When the tire is deflated the tread portion 19 (not shown) will take the position shown in FIG. 2 with the tread portion 19' in engagement with the radially outer surface 43' of the ring 18' and the pin 82 will be depressed causing the conical valve member 79 to move radially inward away from the valve seat 78 and permit ejection of the fluid 57" onto the radially outer surface 43' of the stabilizer ring 18'. In the event the fluid 57" contains material for closing a puncture in the tire and also material which will volatize to reinflate the tire the tread portion 19' of the tire 11 may again be partially inflated and moved out of engagement with the pin 82 whereupon no additional fluid 57" will be ejected into the tire. Even in the case where the tire is punctured there will be engagement and disengagement of the tread portion 19' with the radially outer surface 43' of the ring 18' as the wheel revolves and different portions of the tire are pressed against the ring 18'. It will therefore be evident that only when the tread portion 19' is pressing against the pin 82 will the fluid 57" be ejected from the tubes 58 and 59.
As described hereinabove for the embodiment of FIGS. 1-4 the halves 24' and 25' of the annular member 21' may be removed with the tire 11' from the rim 12' when the tire is repaired or replaced. At that time the tubes 58 and 59 may be refilled with fluid 57" and the halves of the annular member reinstalled with the repaired tire or replacement tire.
While certain representative embodiments and details have been shown for the purpose of illustrating the invention it will be apparent to those skilled in the art that various changes and other modifications may be made therein without departing from the invention.
|Cited Patent||Filing date||Publication date||Applicant||Title|
|US3850217 *||Apr 24, 1973||Nov 26, 1974||Dunlop Ltd||Pneumatic tires|
|US3850220 *||May 4, 1973||Nov 26, 1974||Dunlop Ltd||Divided rim and tire assemblies|
|US3930526 *||Dec 14, 1972||Jan 6, 1976||Dunlop Limited||Pneumatic tire and wheel assemblies|
|US3931843 *||Dec 23, 1974||Jan 13, 1976||Dunlop Limited||Pneumatic tires|
|US3942573 *||Jan 30, 1975||Mar 9, 1976||The Firestone Tire & Rubber Company||Tire lubricating device|
|GB1359461A *||Title not available|
|Citing Patent||Filing date||Publication date||Applicant||Title|
|US4054168 *||Apr 15, 1976||Oct 18, 1977||The Goodyear Tire & Rubber Company||Fluid dispensing apparatus for tire wheel assembly|
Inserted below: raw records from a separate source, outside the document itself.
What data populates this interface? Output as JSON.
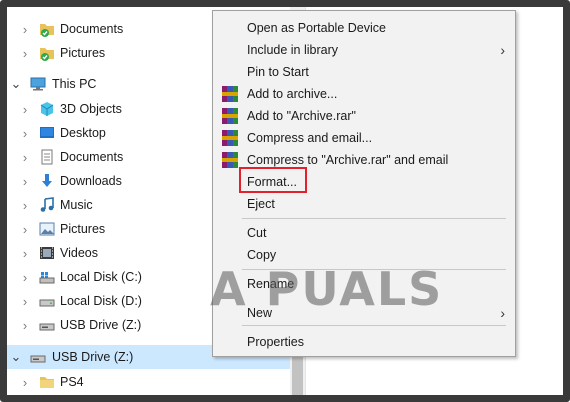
{
  "nav": {
    "items": [
      {
        "label": "Documents",
        "icon": "folder-check-icon"
      },
      {
        "label": "Pictures",
        "icon": "folder-check-icon"
      },
      {
        "label": "This PC",
        "icon": "computer-icon"
      },
      {
        "label": "3D Objects",
        "icon": "3d-objects-icon"
      },
      {
        "label": "Desktop",
        "icon": "desktop-icon"
      },
      {
        "label": "Documents",
        "icon": "documents-icon"
      },
      {
        "label": "Downloads",
        "icon": "downloads-icon"
      },
      {
        "label": "Music",
        "icon": "music-icon"
      },
      {
        "label": "Pictures",
        "icon": "pictures-icon"
      },
      {
        "label": "Videos",
        "icon": "videos-icon"
      },
      {
        "label": "Local Disk (C:)",
        "icon": "windows-drive-icon"
      },
      {
        "label": "Local Disk (D:)",
        "icon": "drive-icon"
      },
      {
        "label": "USB Drive (Z:)",
        "icon": "usb-drive-icon"
      },
      {
        "label": "USB Drive (Z:)",
        "icon": "usb-drive-icon"
      },
      {
        "label": "PS4",
        "icon": "folder-icon"
      }
    ]
  },
  "menu": {
    "items": [
      {
        "label": "Open as Portable Device"
      },
      {
        "label": "Include in library",
        "submenu": true
      },
      {
        "label": "Pin to Start"
      },
      {
        "label": "Add to archive...",
        "icon": "winrar-icon"
      },
      {
        "label": "Add to \"Archive.rar\"",
        "icon": "winrar-icon"
      },
      {
        "label": "Compress and email...",
        "icon": "winrar-icon"
      },
      {
        "label": "Compress to \"Archive.rar\" and email",
        "icon": "winrar-icon"
      },
      {
        "label": "Format..."
      },
      {
        "label": "Eject"
      },
      {
        "label": "Cut"
      },
      {
        "label": "Copy"
      },
      {
        "label": "Rename"
      },
      {
        "label": "New",
        "submenu": true
      },
      {
        "label": "Properties"
      }
    ],
    "submenu_arrow": "›"
  },
  "watermark": "A PUALS",
  "colors": {
    "selection": "#cce8ff",
    "highlight_box": "#e2222a",
    "menu_bg": "#f2f2f2"
  }
}
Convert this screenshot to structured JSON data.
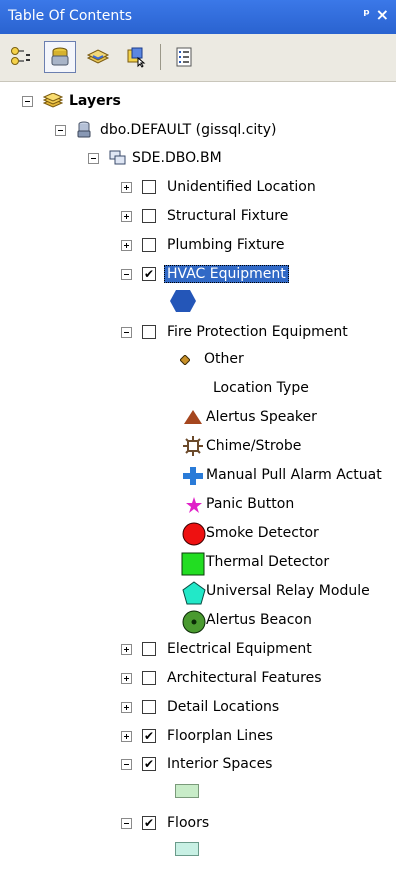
{
  "window": {
    "title": "Table Of Contents",
    "pin_glyph": "ᵖ",
    "close_glyph": "×"
  },
  "toolbar": {
    "buttons": [
      "list-by-drawing-order",
      "list-by-source",
      "list-by-visibility",
      "list-by-selection",
      "options"
    ]
  },
  "tree": {
    "root": "Layers",
    "database": "dbo.DEFAULT (gissql.city)",
    "group": "SDE.DBO.BM",
    "layers": [
      {
        "label": "Unidentified Location",
        "checked": false,
        "expanded": false
      },
      {
        "label": "Structural Fixture",
        "checked": false,
        "expanded": false
      },
      {
        "label": "Plumbing Fixture",
        "checked": false,
        "expanded": false
      },
      {
        "label": "HVAC Equipment",
        "checked": true,
        "expanded": true
      },
      {
        "label": "Fire Protection Equipment",
        "checked": false,
        "expanded": true
      },
      {
        "label": "Electrical Equipment",
        "checked": false,
        "expanded": false
      },
      {
        "label": "Architectural Features",
        "checked": false,
        "expanded": false
      },
      {
        "label": "Detail Locations",
        "checked": false,
        "expanded": false
      },
      {
        "label": "Floorplan Lines",
        "checked": true,
        "expanded": false
      },
      {
        "label": "Interior Spaces",
        "checked": true,
        "expanded": true
      },
      {
        "label": "Floors",
        "checked": true,
        "expanded": true
      }
    ],
    "check_glyph": "✔",
    "fire_legend": {
      "other": "Other",
      "field": "Location Type",
      "items": [
        {
          "label": "Alertus Speaker",
          "symbol": "triangle",
          "color": "#a5461e"
        },
        {
          "label": "Chime/Strobe",
          "symbol": "chime-strobe",
          "color": "#6b4a2b"
        },
        {
          "label": "Manual Pull Alarm Actuat",
          "symbol": "cross",
          "color": "#2a7bd8"
        },
        {
          "label": "Panic Button",
          "symbol": "star",
          "color": "#e020c8"
        },
        {
          "label": "Smoke Detector",
          "symbol": "circle",
          "color": "#ee1111"
        },
        {
          "label": "Thermal Detector",
          "symbol": "square",
          "color": "#22dd22"
        },
        {
          "label": "Universal Relay Module",
          "symbol": "pentagon",
          "color": "#22e8c8"
        },
        {
          "label": "Alertus Beacon",
          "symbol": "beacon",
          "color": "#4a9a30"
        }
      ]
    },
    "colors": {
      "hvac": "#2456b8",
      "interior": "#c8ecc8",
      "floors": "#c8f0e4",
      "selection": "#3169c6"
    }
  }
}
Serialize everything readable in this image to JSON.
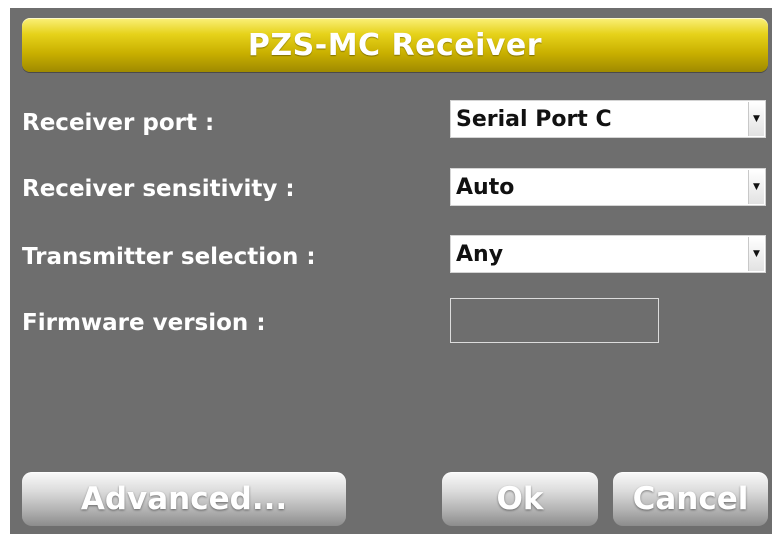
{
  "dialog": {
    "title": "PZS-MC Receiver"
  },
  "fields": {
    "receiver_port": {
      "label": "Receiver port :",
      "value": "Serial Port C"
    },
    "receiver_sensitivity": {
      "label": "Receiver sensitivity :",
      "value": "Auto"
    },
    "transmitter_selection": {
      "label": "Transmitter selection :",
      "value": "Any"
    },
    "firmware_version": {
      "label": "Firmware version :",
      "value": ""
    }
  },
  "buttons": {
    "advanced": "Advanced...",
    "ok": "Ok",
    "cancel": "Cancel"
  },
  "icons": {
    "dropdown": "dropdown-arrow-icon"
  },
  "colors": {
    "panel_background": "#6e6e6e",
    "title_bar_accent": "#d4bd00",
    "button_gray": "#c8c8c8"
  }
}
|US4212339 *||Jan 2, 1979||Jul 15, 1980||The Goodyear Tire & Rubber Company||Tire/wheel assembly with low molecular weight coolant-lubricant|
|US4372365 *||Jul 11, 1980||Feb 8, 1983||Ohtsu Tire And Rubber Co. Ltd.||Safety wheels|
|US6619350 *||Nov 17, 2000||Sep 16, 2003||Continental Aktiengesellschaft||Vehicle wheel with an emergency running support body and at least one lubricant container|
|US6944948 *||Apr 17, 2002||Sep 20, 2005||Michelin Recherche Et. Technique||Device for sealing a lubricant reservoir and method for lubricating the internal cavity of a tire|
|US20050076983 *||Nov 24, 2004||Apr 14, 2005||Yoshiaki Kimura||Run-flat core|
|US20140113072 *||Oct 23, 2012||Apr 24, 2014||Trek Bicycle Corp.||Sealant delivery system|
|WO1994023961A1 *||Mar 31, 1994||Oct 27, 1994||Lin Yng Lang||A safety wheel with a spare wheel inside its tire|
|U.S. Classification||152/158, 152/513, 152/520, 152/521|
|International Classification||B60C19/00, B60C17/04, B29C73/22, B60C17/10|
|Cooperative Classification||B60C17/10, Y10T152/10738, B29C73/22|
|European Classification||B60C17/10, B29C73/22|